Rowman & Littlefield Publishers
Trim: 6¼ x 9¼
978-1-4422-4929-5 • Hardback • January 2016 • $45.00 • (£35.00)
978-1-4422-4930-1 • eBook • January 2016 • $42.50 • (£33.00)
Dwight Furrow is professor of philosophy at San Diego Mesa College. He specializes in the philosophy of food and wine, aesthetics, and ethics. He is also a Certified Wine Specialist with certification from the Society of Wine Educators and an advanced level certification from the Wine and Spirits Educational Trust. Furrow is the author of Edible Arts, a blog devoted to food and wine aesthetics. He is also the author of many books, professional journal articles, op-ed pieces, and magazine articles in publications such as the San Diego Union Tribune, Los Angeles Times, The Humanist, and Enterprise Virginia.
Introduction: America Discovers Its Palate
1 We Live from Good Soup
2 Why Food? Why Now?
3 Gathering the Tribes: Revolutionary Food and the People Who Create It
4 From Pleasure to Beauty: If Kant Was at Myhrvold’s Table
5 How to Read a Meal: The Flavor of Symbols
6 Can Tuna Casserole Be a Work of Art?
7 Habits and Heresies: Authenticity, Food Rules, and Tradition
8 The Future of Taste
About the Author

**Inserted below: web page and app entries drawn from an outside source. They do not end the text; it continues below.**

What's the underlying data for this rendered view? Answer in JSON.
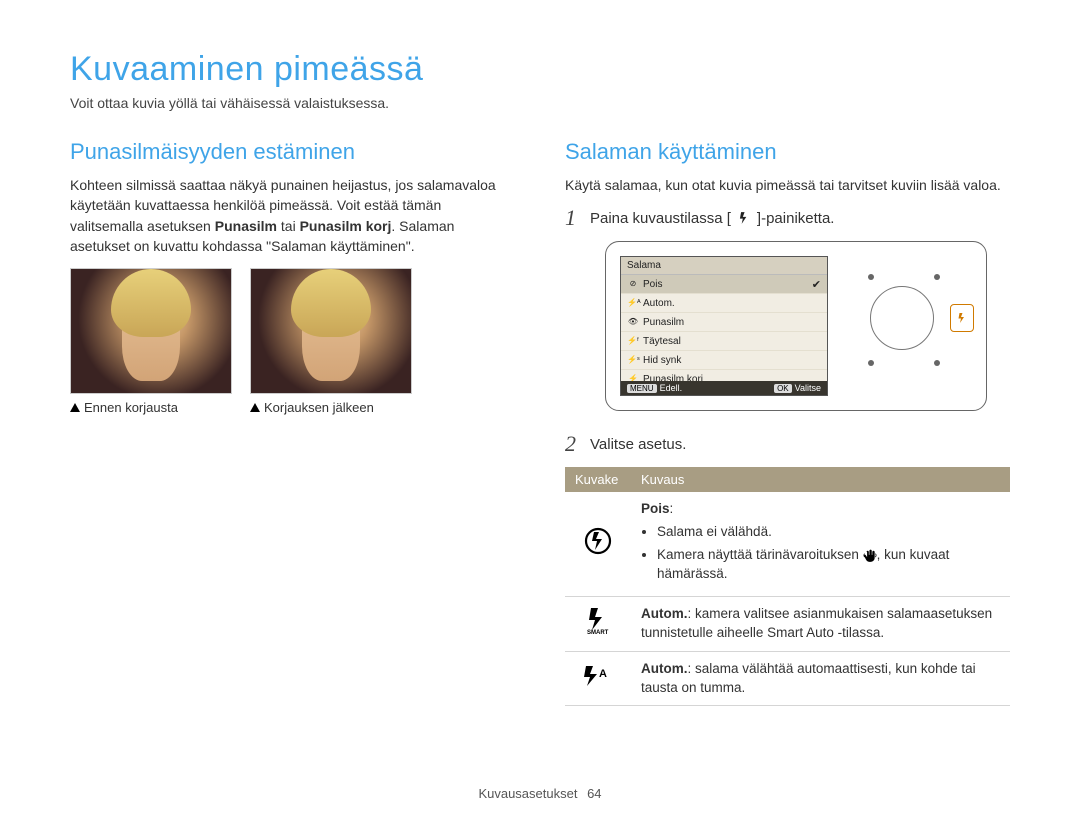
{
  "title": "Kuvaaminen pimeässä",
  "subtitle": "Voit ottaa kuvia yöllä tai vähäisessä valaistuksessa.",
  "left": {
    "heading": "Punasilmäisyyden estäminen",
    "para_before_bold": "Kohteen silmissä saattaa näkyä punainen heijastus, jos salamavaloa käytetään kuvattaessa henkilöä pimeässä. Voit estää tämän valitsemalla asetuksen ",
    "bold1": "Punasilm",
    "mid": " tai ",
    "bold2": "Punasilm korj",
    "after": ". Salaman asetukset on kuvattu kohdassa \"Salaman käyttäminen\".",
    "caption_before": "Ennen korjausta",
    "caption_after": "Korjauksen jälkeen"
  },
  "right": {
    "heading": "Salaman käyttäminen",
    "intro": "Käytä salamaa, kun otat kuvia pimeässä tai tarvitset kuviin lisää valoa.",
    "step1_num": "1",
    "step1_before": "Paina kuvaustilassa [",
    "step1_after": "]-painiketta.",
    "step2_num": "2",
    "step2_text": "Valitse asetus.",
    "menu": {
      "header": "Salama",
      "items": [
        {
          "icon": "⊘",
          "label": "Pois",
          "selected": true
        },
        {
          "icon": "⚡ᴬ",
          "label": "Autom."
        },
        {
          "icon": "👁",
          "label": "Punasilm"
        },
        {
          "icon": "⚡ᶠ",
          "label": "Täytesal"
        },
        {
          "icon": "⚡ˢ",
          "label": "Hid synk"
        },
        {
          "icon": "⚡",
          "label": "Punasilm korj"
        }
      ],
      "footer_left_btn": "MENU",
      "footer_left": "Edell.",
      "footer_right_btn": "OK",
      "footer_right": "Valitse"
    },
    "table": {
      "col1": "Kuvake",
      "col2": "Kuvaus",
      "rows": [
        {
          "glyph": "off",
          "title": "Pois",
          "after_title": ":",
          "bullets": [
            "Salama ei välähdä.",
            "Kamera näyttää tärinävaroituksen {hand}, kun kuvaat hämärässä."
          ]
        },
        {
          "glyph": "smart",
          "title": "Autom.",
          "after_title": ":",
          "desc": " kamera valitsee asianmukaisen salamaasetuksen tunnistetulle aiheelle Smart Auto -tilassa."
        },
        {
          "glyph": "auto",
          "title": "Autom.",
          "after_title": ":",
          "desc": " salama välähtää automaattisesti, kun kohde tai tausta on tumma."
        }
      ]
    }
  },
  "footer": {
    "label": "Kuvausasetukset",
    "page": "64"
  }
}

You don’t have to be a fan of sophisticated food to enjoy this often entertaining illuminating lecture on America’s current taste revolution. Furrow, a professor of philosophy at San Diego Mesa College, digs up the roots of Yankee cuisine, blaming the Puritans—for whom pleasure was restricted by dogma, and all cooking was dictated by the seasons of planting and reaping—for the dullness of most traditional American food. He declares that food is far more than fuel and nutrition: meals accompany all social life, and food can be so compelling that well-off foodies travel just to savor local cuisines. There’s style and substance in Furrow’s theories of cooking and composition on the plate. He casts a wide net to include middle-class consumers with a yen for organics, celebrity chefs, amateur food bloggers, Julia Child, TV dinners, specialty bistros, food trucks, and family-run farms. In chapters about reading a meal, the beauty of a tuna casserole, and the future of taste, Furrow argues that the foodie craze is in revolt against ‘a life that has become bureaucratic and digitized.’ In the end, Furrow makes a case for the taste revolution in a text.
— Publishers Weekly
What this books is, is a fascinating look at how the 'foodie' came to be and what we do with that concept now. Think roots in Yankee cuisine (pleasure was restricted by dogma) all the way to the new age chef prancing his /her way across the television screen declaring anything goes. [Y]ou’ll be challenged to look at food and those who creatively love it in a whole new way once you read this book.
American Foodie is a thoroughly readable and insightful book on the aesthetics of food and the role of taste in our everyday lives. Dwight Furrow makes the provocative case that far from being an indulgence of the wealthy, foodie culture harbors revolutionary potential to free us from the grip of the food industry by reminding us that flavor matters.
— David M. Kaplan, University of North Texas, director, The Philosophy of Food Project
American Foodie offers a thought-provoking and readable analysis of the extraordinary rise of interest in cuisine in the United States over the last half century. Furrow presents a compelling vision of the meanings that food attains, meanings attached to home, tradition, romance, and memory. Especially in his examination of culinary modernism, he makes a persuasive case not only for the aesthetic appeal of food but also for its standing as a form of art.
— Carolyn Korsmeyer, author of Making Sense of Taste: Food and Philosophy
This entertainingly written work brings the aesthetics of food up-to-date. It is a must-read for foodies, gourmands, chefs, epicureans, cultural theorists, and philosophers of art.
— Thomas Leddy, San Jose State University, author of The Extraordinary in the Ordinary: The Aesthetics of Everyday Life
"We think you’ll be challenged to look at food and those who creatively love it in a whole new way once you read this book."
— Linda Kissam, President of International Food, Wine & Travel Writers Association